The final tip I’d offer is that consistency is one of the keys to good mentoring. You need to keep turning up, even if there's nothing to talk about sometimes, and make time regularly and consistently to connect with mentees and prioritise the mentoring role. For our firm, the calibre of the training and the mentoring that we put into our staff is like an investment in them and our clients. We now have staff who can provide excellent, exceptional service to our clients – and the clients obviously benefit from that as well.

Who have been your mentors, and what lessons did you learn from them?

I’ve had some great mentors in my life, but my Dad was probably my number one mentor. As I stated earlier, when I was in my twenties I really felt like I was quite behind compared with my peers. The mentorship that my Dad provided me at that time – to back myself and start studying – was really a turning point in my life.
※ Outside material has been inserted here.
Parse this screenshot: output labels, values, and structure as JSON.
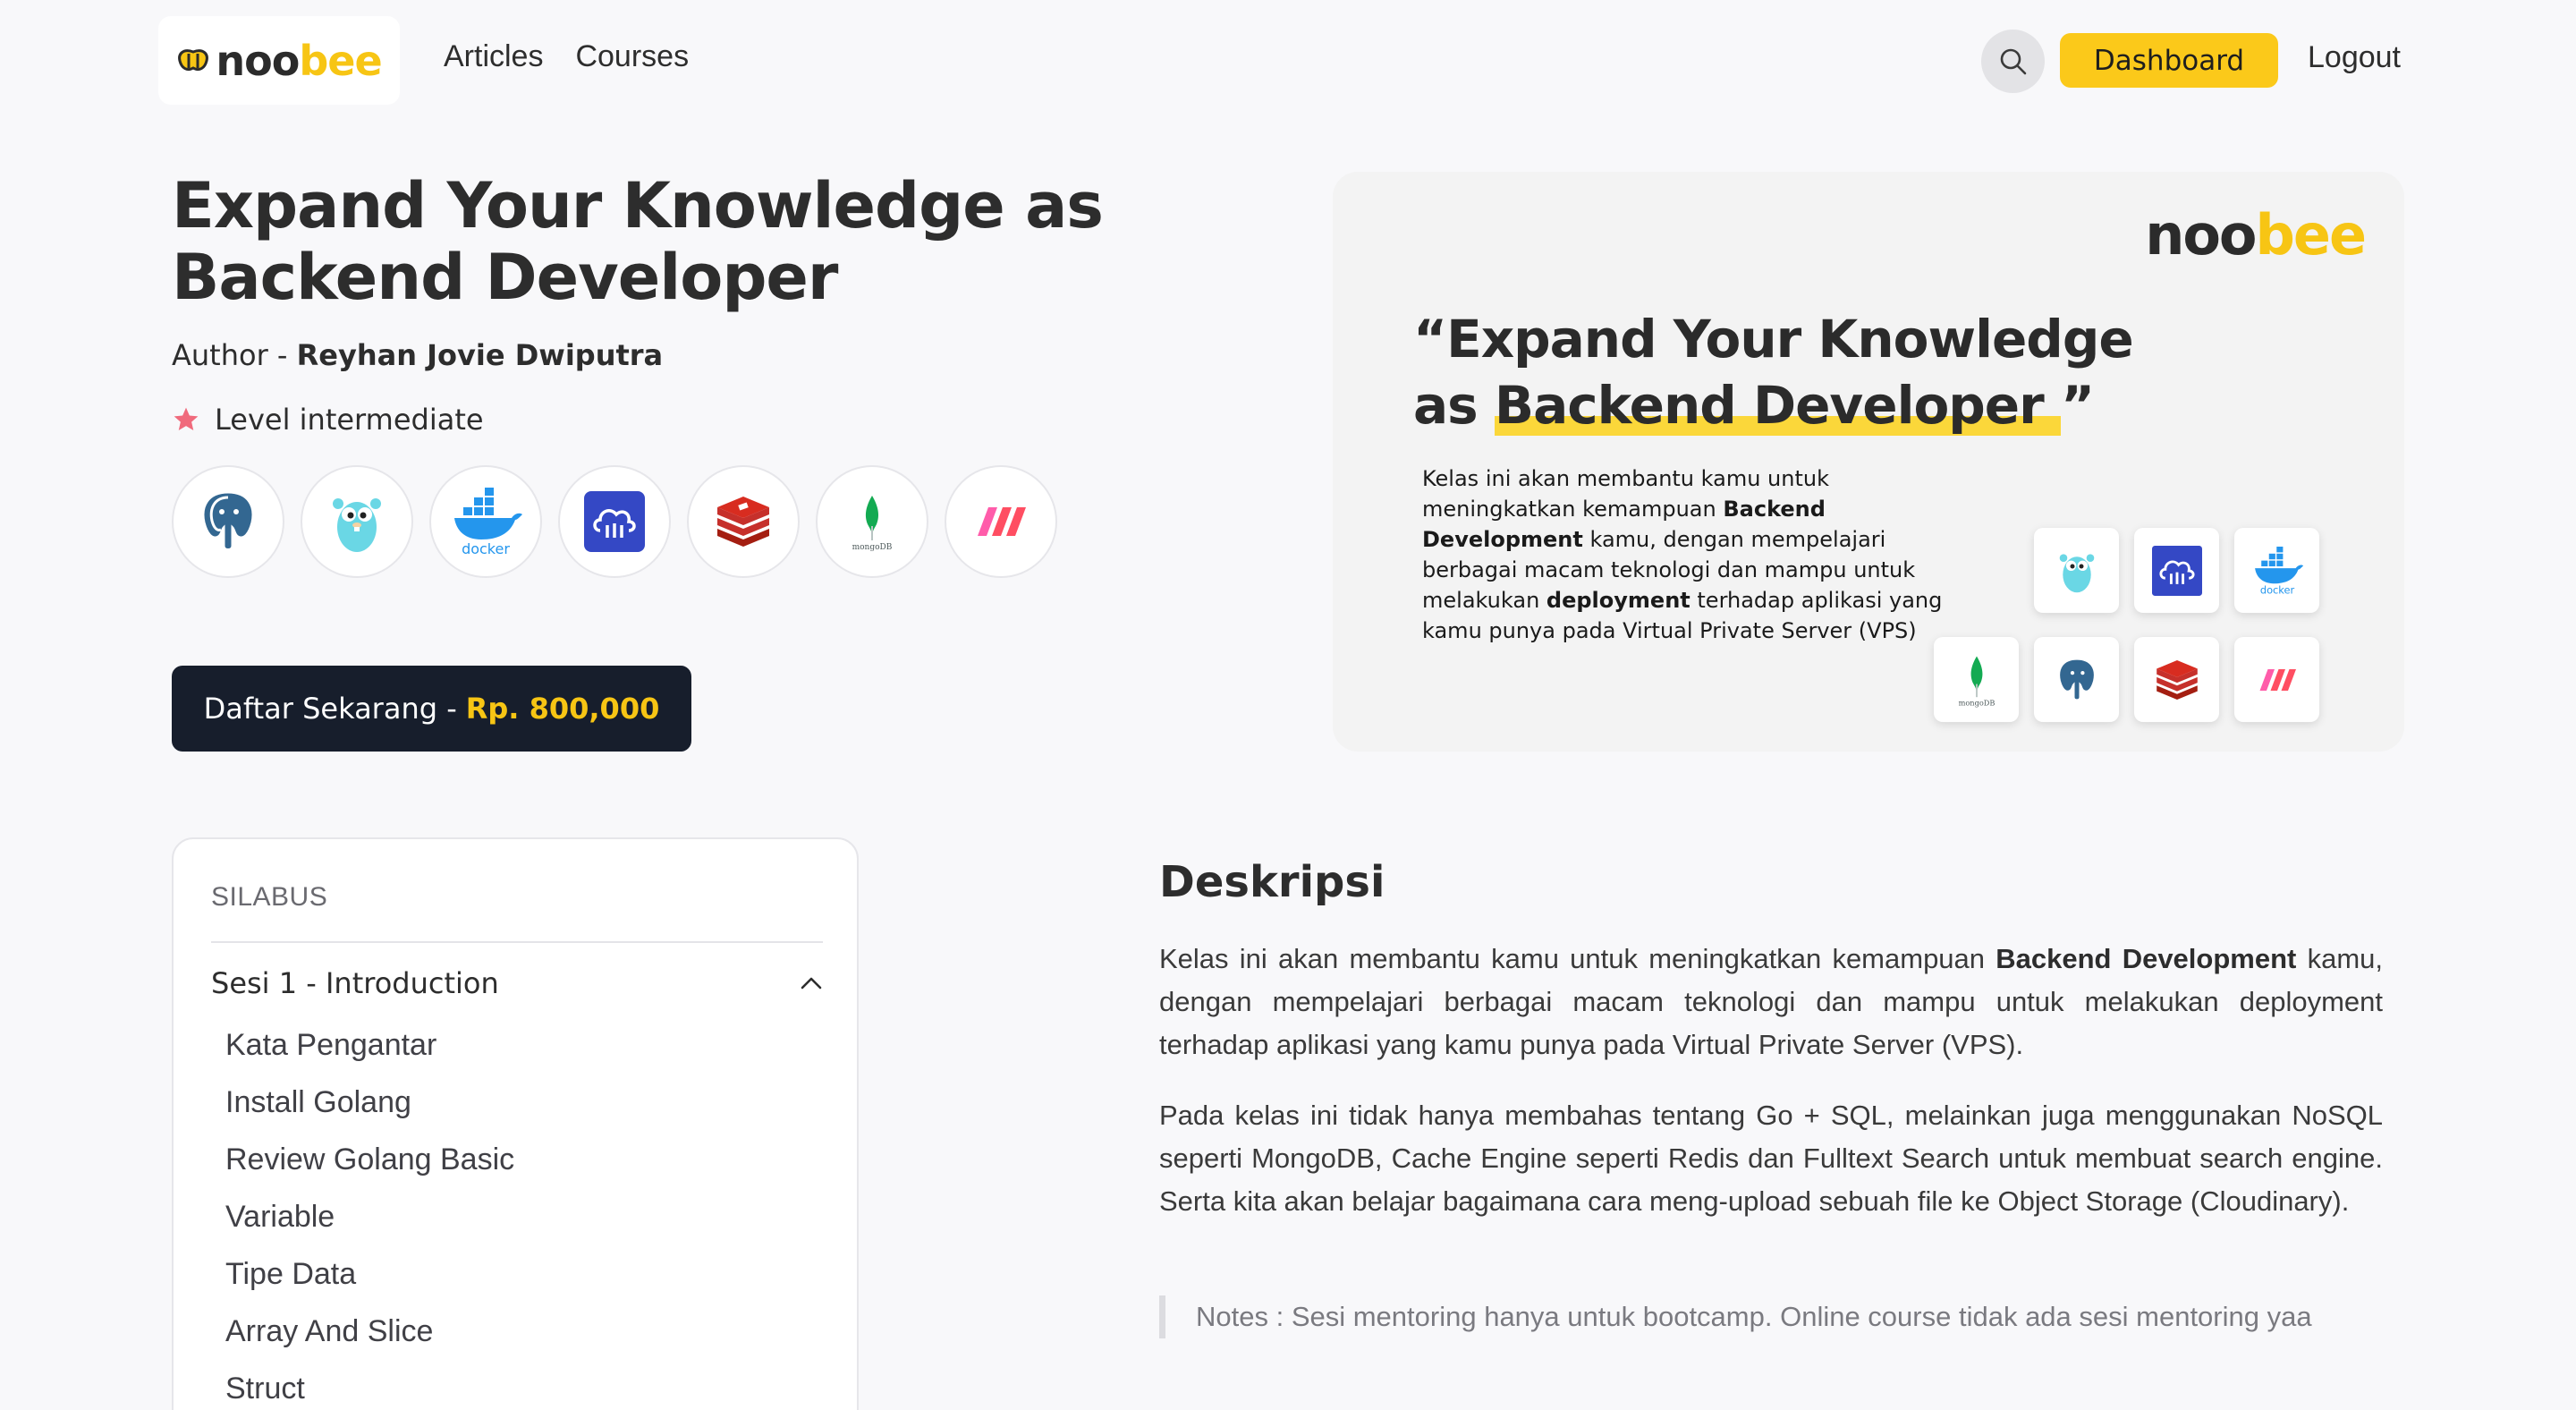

Did your father have a background in law?

Yes, he is a lawyer and he does own his own firm, and it’s always helpful to have somebody in the industry who is guiding you. I’ve also had mentors outside the law. In 2016, I pursued a career in politics when I was working in a State Member of Parliament’s office and I ran for preselection for the National Party. During that process I was mentored extensively by a sheep farmer named Warwick, and he would take me to coffee every week. We would chat about politics and the processes and the people, and he also assisted me to write my speeches. His support during that period was so valuable and so important to me that I think without that I would not have felt encouraged or capable of going down that path. I devoted about three years of my life to that political stint.
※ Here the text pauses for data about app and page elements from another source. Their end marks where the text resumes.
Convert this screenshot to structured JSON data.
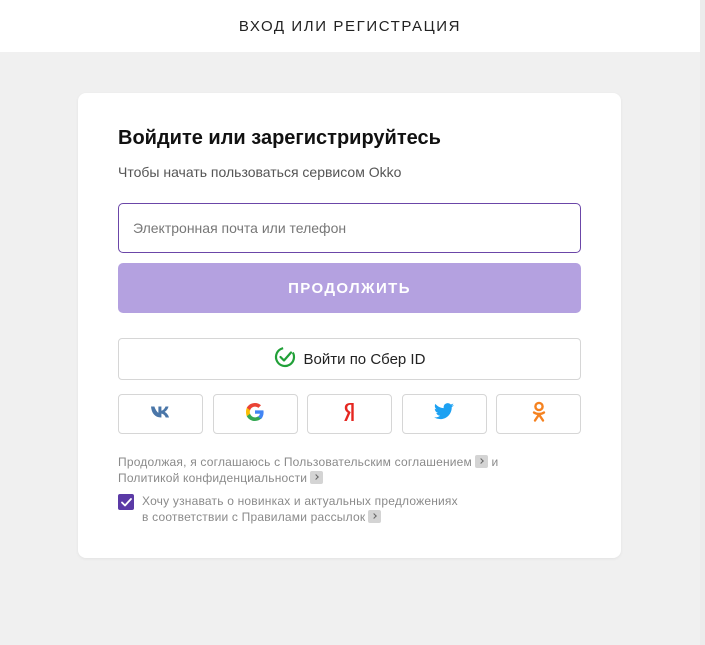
{
  "header": {
    "title": "ВХОД ИЛИ РЕГИСТРАЦИЯ"
  },
  "card": {
    "heading": "Войдите или зарегистрируйтесь",
    "subheading": "Чтобы начать пользоваться сервисом Okko",
    "login_input": {
      "placeholder": "Электронная почта или телефон",
      "value": ""
    },
    "continue_label": "ПРОДОЛЖИТЬ",
    "sber_label": "Войти по Сбер ID",
    "socials": [
      {
        "name": "vk-icon"
      },
      {
        "name": "google-icon"
      },
      {
        "name": "yandex-icon"
      },
      {
        "name": "twitter-icon"
      },
      {
        "name": "odnoklassniki-icon"
      }
    ],
    "terms": {
      "prefix": "Продолжая, я соглашаюсь с ",
      "user_agreement": "Пользовательским соглашением",
      "and": " и ",
      "privacy_policy": "Политикой конфиденциальности"
    },
    "subscribe": {
      "checked": true,
      "line1": "Хочу узнавать о новинках и актуальных предложениях",
      "line2": "в соответствии с Правилами рассылок"
    }
  },
  "colors": {
    "accent": "#5b3aa6",
    "input_border": "#6b46a8",
    "continue_button": "#b4a1e0",
    "page_background": "#f0f0f0"
  }
}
Do you still have political ambitions?

No, I’m too busy with the firm now!

What is the goal for The Family Law Co?

Well, we’re growing at the moment. We’re in the process of having two new solicitors start, so that will bring our total head count to six, which will make us one of the bigger family law teams in Newcastle and the Hunter Valley. We want to expand our service offering, so the solicitors who are coming on board have complementary areas of practice. That aside, we just want to continue to provide exceptional service to our clients. I’m not planning to grow too big because I really do think it’s important being in family law – which is such a very emotional and personal area of law – to have a small team that can provide really great service to our clients. In terms of mentoring, I plan to continue doing that as long as I am working in The Family Law Co. Our staff are all approaching different stages of their lives, including having children. So, continuing to take a one-on-one, not a one-size-fits-all, approach to my mentoring and leadership to them is going to be particularly important during the next year or two. I want to see them flourish.

Do you have any other messages or advice for your peers?
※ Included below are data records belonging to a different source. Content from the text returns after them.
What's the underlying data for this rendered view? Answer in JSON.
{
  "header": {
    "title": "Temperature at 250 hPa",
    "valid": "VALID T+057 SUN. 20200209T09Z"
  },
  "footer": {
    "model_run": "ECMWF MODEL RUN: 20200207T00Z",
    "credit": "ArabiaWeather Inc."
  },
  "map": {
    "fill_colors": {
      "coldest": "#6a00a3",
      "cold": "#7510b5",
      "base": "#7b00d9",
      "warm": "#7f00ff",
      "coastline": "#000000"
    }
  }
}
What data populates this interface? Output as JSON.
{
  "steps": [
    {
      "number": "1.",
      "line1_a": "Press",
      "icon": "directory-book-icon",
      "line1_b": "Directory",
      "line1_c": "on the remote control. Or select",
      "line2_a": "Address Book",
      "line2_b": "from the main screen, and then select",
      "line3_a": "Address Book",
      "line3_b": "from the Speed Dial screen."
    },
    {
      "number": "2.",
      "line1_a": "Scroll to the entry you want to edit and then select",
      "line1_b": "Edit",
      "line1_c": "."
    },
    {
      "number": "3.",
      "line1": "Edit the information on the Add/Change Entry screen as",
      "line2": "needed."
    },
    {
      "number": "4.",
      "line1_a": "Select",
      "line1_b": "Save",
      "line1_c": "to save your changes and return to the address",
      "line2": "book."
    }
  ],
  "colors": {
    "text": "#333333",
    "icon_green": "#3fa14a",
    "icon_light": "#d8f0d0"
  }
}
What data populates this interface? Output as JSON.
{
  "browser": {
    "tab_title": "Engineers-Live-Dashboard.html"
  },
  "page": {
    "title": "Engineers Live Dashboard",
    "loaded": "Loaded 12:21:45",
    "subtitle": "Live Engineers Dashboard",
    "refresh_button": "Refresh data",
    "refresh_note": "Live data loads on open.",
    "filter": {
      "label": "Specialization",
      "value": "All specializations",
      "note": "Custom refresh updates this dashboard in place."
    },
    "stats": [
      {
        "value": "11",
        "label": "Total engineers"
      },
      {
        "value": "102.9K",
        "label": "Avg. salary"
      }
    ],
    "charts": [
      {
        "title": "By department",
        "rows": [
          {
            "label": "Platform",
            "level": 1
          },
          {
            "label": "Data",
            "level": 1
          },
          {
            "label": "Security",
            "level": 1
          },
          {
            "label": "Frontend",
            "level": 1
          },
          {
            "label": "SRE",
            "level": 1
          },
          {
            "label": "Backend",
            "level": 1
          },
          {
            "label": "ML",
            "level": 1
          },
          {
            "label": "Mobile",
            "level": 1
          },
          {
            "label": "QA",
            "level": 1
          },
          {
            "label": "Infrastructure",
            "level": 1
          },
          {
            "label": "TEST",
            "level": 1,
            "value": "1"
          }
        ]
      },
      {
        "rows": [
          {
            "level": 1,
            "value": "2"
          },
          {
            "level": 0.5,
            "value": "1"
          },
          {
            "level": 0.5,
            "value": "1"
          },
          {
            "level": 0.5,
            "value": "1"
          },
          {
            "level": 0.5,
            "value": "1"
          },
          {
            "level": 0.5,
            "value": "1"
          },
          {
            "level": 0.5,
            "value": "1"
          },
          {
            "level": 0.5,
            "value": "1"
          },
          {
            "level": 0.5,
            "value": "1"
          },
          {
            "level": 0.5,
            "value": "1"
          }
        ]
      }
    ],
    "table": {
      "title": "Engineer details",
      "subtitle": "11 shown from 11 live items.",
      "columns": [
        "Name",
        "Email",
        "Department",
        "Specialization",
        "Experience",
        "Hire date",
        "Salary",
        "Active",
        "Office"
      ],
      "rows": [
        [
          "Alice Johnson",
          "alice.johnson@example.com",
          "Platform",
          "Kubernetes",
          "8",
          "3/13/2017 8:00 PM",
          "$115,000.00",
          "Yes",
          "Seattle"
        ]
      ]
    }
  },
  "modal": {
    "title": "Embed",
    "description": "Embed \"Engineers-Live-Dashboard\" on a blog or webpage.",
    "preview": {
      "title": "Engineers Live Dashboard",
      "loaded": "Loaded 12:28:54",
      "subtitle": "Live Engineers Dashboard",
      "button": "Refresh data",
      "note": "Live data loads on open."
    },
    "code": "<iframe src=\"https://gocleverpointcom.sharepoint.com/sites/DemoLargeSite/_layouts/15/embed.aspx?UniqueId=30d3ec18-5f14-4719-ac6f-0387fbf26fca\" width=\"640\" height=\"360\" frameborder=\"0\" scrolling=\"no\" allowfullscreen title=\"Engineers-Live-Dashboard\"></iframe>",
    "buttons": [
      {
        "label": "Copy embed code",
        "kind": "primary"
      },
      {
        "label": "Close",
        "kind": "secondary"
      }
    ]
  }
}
All I would say is that there are a lot of junior lawyers leaving the law, and particularly family law. As I am looking at the job advertisements that firms are putting out, I have not seen one ad that has mentioned a strong, formal mentorship program as part of the job offering. I would encourage law firms and leaders to think about that because, if we continue down a path where students or graduates come in and are just expected to sink or swim, we are going to continue losing junior lawyers out of the profession. That’s clearly to the detriment of our profession.